┌────────
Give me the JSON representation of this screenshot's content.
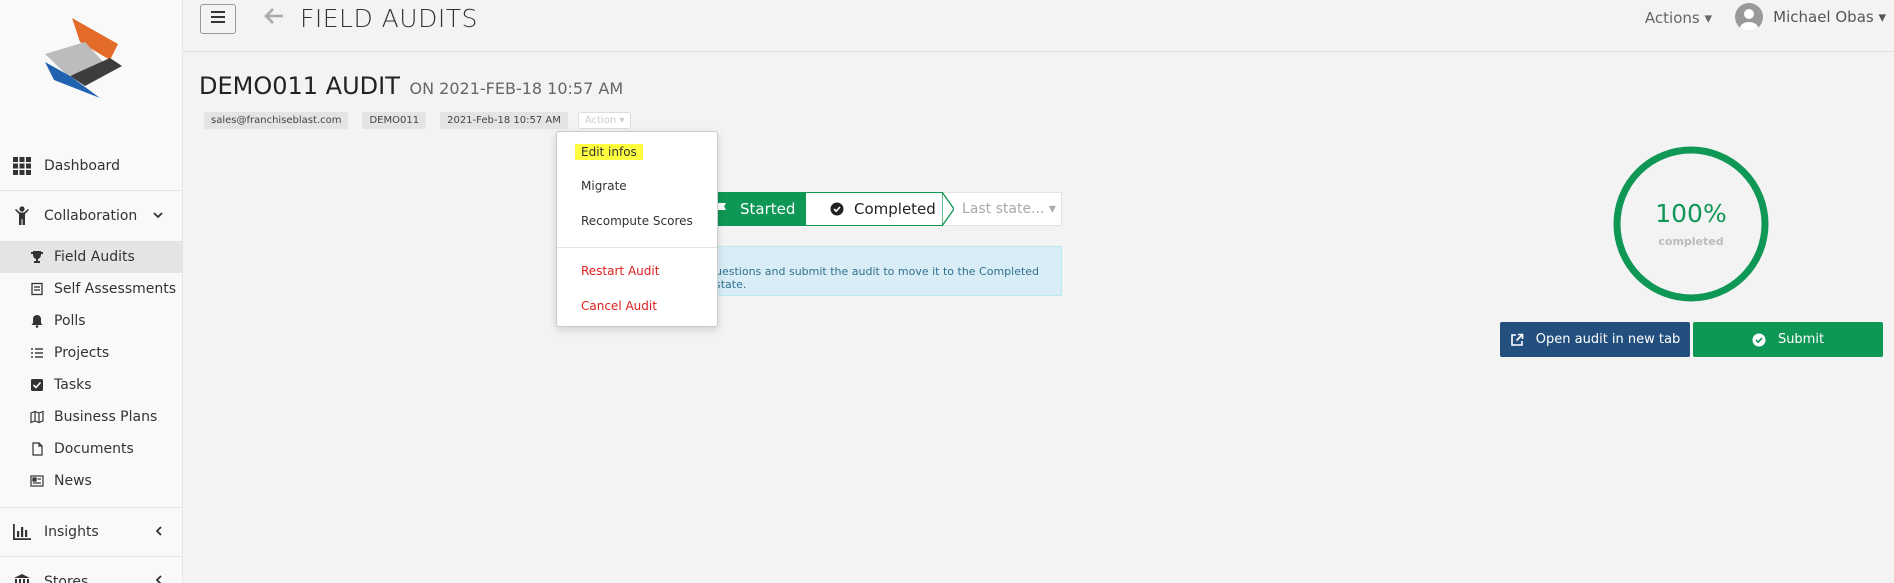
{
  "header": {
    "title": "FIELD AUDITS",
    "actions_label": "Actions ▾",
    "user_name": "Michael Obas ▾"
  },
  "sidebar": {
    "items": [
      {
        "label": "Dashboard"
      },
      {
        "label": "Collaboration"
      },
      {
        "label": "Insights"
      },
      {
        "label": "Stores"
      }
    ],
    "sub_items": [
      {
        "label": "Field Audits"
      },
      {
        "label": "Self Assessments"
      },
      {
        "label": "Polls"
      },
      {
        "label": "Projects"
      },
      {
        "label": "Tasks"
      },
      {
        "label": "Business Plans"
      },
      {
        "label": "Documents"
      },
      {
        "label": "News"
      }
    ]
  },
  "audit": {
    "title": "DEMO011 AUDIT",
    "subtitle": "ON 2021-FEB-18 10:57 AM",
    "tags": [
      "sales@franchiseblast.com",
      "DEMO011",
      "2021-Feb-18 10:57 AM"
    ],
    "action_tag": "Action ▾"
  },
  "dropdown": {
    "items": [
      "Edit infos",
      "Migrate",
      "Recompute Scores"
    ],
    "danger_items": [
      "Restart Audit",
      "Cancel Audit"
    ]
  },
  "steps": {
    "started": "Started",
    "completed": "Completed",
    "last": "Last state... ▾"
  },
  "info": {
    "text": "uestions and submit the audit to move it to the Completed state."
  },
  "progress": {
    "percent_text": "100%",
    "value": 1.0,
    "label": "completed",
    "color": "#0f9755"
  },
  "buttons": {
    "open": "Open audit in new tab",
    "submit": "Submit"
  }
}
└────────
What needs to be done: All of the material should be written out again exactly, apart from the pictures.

Output for this task:
Give me the JSON representation of this screenshot's content.
{
  "header": {
    "title": "FIELD AUDITS",
    "actions_label": "Actions ▾",
    "user_name": "Michael Obas ▾"
  },
  "sidebar": {
    "items": [
      {
        "label": "Dashboard"
      },
      {
        "label": "Collaboration"
      },
      {
        "label": "Insights"
      },
      {
        "label": "Stores"
      }
    ],
    "sub_items": [
      {
        "label": "Field Audits"
      },
      {
        "label": "Self Assessments"
      },
      {
        "label": "Polls"
      },
      {
        "label": "Projects"
      },
      {
        "label": "Tasks"
      },
      {
        "label": "Business Plans"
      },
      {
        "label": "Documents"
      },
      {
        "label": "News"
      }
    ]
  },
  "audit": {
    "title": "DEMO011 AUDIT",
    "subtitle": "ON 2021-FEB-18 10:57 AM",
    "tags": [
      "sales@franchiseblast.com",
      "DEMO011",
      "2021-Feb-18 10:57 AM"
    ],
    "action_tag": "Action ▾"
  },
  "dropdown": {
    "items": [
      "Edit infos",
      "Migrate",
      "Recompute Scores"
    ],
    "danger_items": [
      "Restart Audit",
      "Cancel Audit"
    ]
  },
  "steps": {
    "started": "Started",
    "completed": "Completed",
    "last": "Last state... ▾"
  },
  "info": {
    "text": "uestions and submit the audit to move it to the Completed state."
  },
  "progress": {
    "percent_text": "100%",
    "value": 1.0,
    "label": "completed",
    "color": "#0f9755"
  },
  "buttons": {
    "open": "Open audit in new tab",
    "submit": "Submit"
  }
}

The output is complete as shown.